"The unconsciousness of sleep-life is transformed into complete consciousness. . . The student learns--indeed he must learn if he is to retain a firm footing in the physical world and not become a visionary--to connect the higher experiences of sleep with his physical environment. . .

"During sleep no impressions are conveyed to the human soul through the instrumentality of the physical sense-organs. The impressions from the ordinary outer world do not find their way to the soul when in that condition. In certain respects the soul is actually outside the part of the human being--the so-called physical body--which in waking life is the medium for sense perceptions and thought. The soul is then only connected with the finer bodies (the etheric body and the astral body), which are beyond the scope of physical sense observation. But the activity of these finer bodies does not cease during sleep. Just as the physical body is connected and lives with the things and beings of the physical world, affecting them and being affected by them, so, too, does the soul live in a higher world; only, this life of the soul continues also during sleep. The soul is in full activity during sleep, but we can know nothing of this activity so long as we have no spiritual organs of perception through which to observe what is going on around us and see what we ourselves are doing during sleep, as we observe our daily physical environment with our ordinary senses. The preceding chapters have shown that esoteric training consists in the development of such spiritual sense organs. . .

"The soul lives in uninterrupted activity in the higher worlds, even gathering from them the impulse to act upon the physical body. Ordinarily unconscious of his higher life, the esoteric student renders himself conscious of it, and thereby his whole life becomes transformed. As long as the soul remains unseeing in the higher sense it is guided by superior cosmic beings. And just as the life of a person born blind is changed, through a successful operation, from its previous dependence on a guide, so too is the life of a person changed through esoteric training. . .

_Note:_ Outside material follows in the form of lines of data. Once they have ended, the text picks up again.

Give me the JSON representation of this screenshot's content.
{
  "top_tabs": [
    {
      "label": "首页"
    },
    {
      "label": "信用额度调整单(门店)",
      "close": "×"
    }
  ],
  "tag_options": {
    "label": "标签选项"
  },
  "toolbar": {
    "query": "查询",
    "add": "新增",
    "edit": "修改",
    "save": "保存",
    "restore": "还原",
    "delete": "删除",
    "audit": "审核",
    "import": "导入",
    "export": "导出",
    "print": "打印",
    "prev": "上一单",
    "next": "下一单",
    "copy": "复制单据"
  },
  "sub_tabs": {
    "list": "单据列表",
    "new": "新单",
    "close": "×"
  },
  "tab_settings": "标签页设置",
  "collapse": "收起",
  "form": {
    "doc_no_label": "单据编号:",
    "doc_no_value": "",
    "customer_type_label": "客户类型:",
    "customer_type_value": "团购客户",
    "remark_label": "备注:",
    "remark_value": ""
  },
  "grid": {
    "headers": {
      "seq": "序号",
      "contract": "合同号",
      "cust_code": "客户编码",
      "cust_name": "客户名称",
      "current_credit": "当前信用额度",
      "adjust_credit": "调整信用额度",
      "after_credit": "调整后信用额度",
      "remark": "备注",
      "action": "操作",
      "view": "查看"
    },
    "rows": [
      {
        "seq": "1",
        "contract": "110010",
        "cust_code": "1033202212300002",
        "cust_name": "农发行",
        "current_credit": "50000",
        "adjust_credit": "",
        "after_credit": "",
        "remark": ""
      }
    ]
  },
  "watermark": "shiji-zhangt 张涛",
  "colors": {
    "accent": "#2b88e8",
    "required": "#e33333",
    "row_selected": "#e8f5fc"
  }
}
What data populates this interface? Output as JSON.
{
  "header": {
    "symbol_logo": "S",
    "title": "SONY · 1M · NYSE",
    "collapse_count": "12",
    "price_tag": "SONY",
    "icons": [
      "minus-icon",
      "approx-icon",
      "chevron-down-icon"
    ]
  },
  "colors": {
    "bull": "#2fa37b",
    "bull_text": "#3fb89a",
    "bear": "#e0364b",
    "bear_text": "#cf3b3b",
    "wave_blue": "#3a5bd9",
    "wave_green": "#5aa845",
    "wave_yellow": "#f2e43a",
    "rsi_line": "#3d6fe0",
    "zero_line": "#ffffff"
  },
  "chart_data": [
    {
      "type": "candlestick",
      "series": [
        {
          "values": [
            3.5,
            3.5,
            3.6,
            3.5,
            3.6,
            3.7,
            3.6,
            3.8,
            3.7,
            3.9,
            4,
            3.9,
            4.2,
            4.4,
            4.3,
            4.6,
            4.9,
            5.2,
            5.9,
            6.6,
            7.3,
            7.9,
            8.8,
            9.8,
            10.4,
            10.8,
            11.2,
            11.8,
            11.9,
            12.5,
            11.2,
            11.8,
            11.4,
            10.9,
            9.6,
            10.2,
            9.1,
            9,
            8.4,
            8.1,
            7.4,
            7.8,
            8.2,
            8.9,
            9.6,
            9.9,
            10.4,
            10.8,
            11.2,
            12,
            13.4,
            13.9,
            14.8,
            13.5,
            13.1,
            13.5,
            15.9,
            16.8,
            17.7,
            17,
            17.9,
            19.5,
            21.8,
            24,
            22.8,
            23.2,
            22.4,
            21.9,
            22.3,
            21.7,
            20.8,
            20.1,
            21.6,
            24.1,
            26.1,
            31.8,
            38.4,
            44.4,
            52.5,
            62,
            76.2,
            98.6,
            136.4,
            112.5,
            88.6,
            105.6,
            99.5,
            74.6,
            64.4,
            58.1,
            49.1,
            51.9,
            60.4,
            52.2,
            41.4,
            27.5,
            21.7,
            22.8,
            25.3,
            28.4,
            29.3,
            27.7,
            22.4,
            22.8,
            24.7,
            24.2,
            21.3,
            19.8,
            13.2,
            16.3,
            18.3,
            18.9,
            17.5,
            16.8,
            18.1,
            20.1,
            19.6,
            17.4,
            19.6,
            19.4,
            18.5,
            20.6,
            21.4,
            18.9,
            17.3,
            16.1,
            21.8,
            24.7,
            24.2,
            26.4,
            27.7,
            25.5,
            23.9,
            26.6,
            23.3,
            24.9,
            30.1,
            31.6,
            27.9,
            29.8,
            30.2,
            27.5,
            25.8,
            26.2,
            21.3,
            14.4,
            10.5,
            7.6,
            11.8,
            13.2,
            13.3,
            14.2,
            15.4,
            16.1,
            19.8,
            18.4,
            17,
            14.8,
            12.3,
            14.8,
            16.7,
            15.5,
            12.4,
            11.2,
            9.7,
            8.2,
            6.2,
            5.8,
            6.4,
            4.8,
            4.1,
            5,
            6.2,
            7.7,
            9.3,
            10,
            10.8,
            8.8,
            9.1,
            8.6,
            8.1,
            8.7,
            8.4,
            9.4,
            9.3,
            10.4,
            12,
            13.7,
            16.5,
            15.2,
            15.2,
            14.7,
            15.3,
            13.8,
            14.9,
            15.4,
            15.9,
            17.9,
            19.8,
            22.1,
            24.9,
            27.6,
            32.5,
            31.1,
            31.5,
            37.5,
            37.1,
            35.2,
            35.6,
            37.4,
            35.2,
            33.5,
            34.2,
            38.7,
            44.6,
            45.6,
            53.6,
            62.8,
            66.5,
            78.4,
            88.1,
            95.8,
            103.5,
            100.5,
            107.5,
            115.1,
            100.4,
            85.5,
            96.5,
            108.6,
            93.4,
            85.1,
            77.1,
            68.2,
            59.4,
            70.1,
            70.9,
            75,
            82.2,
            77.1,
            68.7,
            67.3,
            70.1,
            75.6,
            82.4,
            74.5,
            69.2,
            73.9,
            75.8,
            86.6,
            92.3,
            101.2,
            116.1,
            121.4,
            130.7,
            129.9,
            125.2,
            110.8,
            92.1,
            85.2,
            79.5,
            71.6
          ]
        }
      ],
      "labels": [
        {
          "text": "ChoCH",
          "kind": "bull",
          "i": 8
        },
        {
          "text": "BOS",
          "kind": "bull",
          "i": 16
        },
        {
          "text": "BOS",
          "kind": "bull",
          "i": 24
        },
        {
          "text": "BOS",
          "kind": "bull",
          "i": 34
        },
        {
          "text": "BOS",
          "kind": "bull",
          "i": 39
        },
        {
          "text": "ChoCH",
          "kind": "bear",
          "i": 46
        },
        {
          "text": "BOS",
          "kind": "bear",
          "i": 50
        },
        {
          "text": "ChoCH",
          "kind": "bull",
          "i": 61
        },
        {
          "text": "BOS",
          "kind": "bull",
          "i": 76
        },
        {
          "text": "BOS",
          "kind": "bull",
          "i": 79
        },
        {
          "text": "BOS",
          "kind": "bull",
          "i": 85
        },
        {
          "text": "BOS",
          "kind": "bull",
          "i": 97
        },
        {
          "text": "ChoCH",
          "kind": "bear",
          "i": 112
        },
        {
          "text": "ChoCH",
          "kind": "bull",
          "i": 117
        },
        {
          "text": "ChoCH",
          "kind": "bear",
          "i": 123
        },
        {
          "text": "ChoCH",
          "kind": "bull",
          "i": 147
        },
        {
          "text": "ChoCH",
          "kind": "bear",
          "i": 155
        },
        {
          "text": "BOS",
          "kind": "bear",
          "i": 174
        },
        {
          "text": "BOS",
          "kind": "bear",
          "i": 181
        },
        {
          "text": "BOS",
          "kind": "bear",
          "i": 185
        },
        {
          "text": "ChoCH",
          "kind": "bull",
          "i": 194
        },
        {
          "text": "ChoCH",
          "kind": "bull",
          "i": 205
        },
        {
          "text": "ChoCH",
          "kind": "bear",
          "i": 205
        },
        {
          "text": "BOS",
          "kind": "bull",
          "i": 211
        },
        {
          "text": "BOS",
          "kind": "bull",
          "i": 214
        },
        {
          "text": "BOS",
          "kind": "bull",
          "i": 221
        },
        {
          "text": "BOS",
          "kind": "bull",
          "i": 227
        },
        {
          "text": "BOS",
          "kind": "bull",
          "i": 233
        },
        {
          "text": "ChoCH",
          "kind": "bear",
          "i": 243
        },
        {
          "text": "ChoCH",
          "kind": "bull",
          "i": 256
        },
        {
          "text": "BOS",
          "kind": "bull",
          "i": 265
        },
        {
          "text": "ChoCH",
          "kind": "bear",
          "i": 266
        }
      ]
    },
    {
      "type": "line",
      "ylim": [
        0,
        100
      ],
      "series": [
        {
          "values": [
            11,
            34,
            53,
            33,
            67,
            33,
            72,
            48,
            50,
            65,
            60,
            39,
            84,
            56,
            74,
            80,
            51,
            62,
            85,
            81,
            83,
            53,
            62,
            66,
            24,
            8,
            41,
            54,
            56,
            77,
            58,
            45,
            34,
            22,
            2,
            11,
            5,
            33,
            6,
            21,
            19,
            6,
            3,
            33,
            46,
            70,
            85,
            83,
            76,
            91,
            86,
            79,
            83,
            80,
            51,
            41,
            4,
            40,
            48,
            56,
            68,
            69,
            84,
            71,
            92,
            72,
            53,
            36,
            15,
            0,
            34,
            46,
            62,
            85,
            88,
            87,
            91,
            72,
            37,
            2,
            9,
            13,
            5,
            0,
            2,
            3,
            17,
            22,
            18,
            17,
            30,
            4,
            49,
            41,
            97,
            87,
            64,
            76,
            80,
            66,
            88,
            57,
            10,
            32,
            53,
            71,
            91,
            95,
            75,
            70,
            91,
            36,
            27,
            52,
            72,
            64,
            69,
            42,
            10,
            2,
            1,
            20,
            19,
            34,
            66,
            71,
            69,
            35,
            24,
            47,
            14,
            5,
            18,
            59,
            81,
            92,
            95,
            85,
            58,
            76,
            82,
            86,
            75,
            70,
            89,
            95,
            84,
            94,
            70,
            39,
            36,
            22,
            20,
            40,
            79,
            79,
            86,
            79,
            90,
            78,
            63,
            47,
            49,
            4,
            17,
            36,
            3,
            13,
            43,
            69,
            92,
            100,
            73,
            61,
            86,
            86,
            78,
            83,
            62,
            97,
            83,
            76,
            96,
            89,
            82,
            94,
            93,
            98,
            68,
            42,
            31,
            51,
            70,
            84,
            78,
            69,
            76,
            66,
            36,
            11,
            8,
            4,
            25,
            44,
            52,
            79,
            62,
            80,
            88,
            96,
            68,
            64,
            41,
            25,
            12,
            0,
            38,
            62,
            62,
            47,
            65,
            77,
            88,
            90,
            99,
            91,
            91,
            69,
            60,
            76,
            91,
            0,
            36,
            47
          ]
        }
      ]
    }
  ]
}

"What the senses perceive is only part of the [Supersensible Plenum], and it is in the spirit world that the beings dwell who express themselves in the facts of the physical world. Man must become a partaker of the spirit in order to carry its revelations into the physical world. He transforms the earth by implanting in it what he has ascertained in the spiritual world. That is his task. . .

"Now a new era is to begin, in which thy liberated powers must be applied to further work in the world of the senses. Hitherto thou hast sought only thine own release, but now, having thyself become free, thou canst go forth as a liberator of thy fellows. Until today thou hast striven as an individual, but now seek to coordinate thyself with the whole, so that thou mayst bring into the supersensible world not thyself alone, but all things else existing in the world of the senses. . . Ye all did perforce descend into the sense-world to gather powers needed for a higher world. To separate thyself from thy fellows would mean to abuse those very powers which thou couldst not have developed save in their company. . ."

Rudolf Steiner, Knowledge of the Higher Worlds, 1904


Emily Dickinson and Shamanism

4/12/2007: The Dark Legacy of Carlos Castaneda

Alice Kehoe, (2000), Shamans and Religion: An Anthropological Exploration in Critical Thinking

Mircea Eliade, (1989), Shamanism

Ronald Hutton, (2001), Shamans: Siberian Spirituality and the Western Imagination

Fred Alan Wolf: The Nature of Shamanism

Michael Harner: The Way of the Shaman


1 The subject of diableros is spiritually dangerous, as these entities (infested persons) are controlled by evil zombies. If you are interested in knowing more about diableros, contact the author.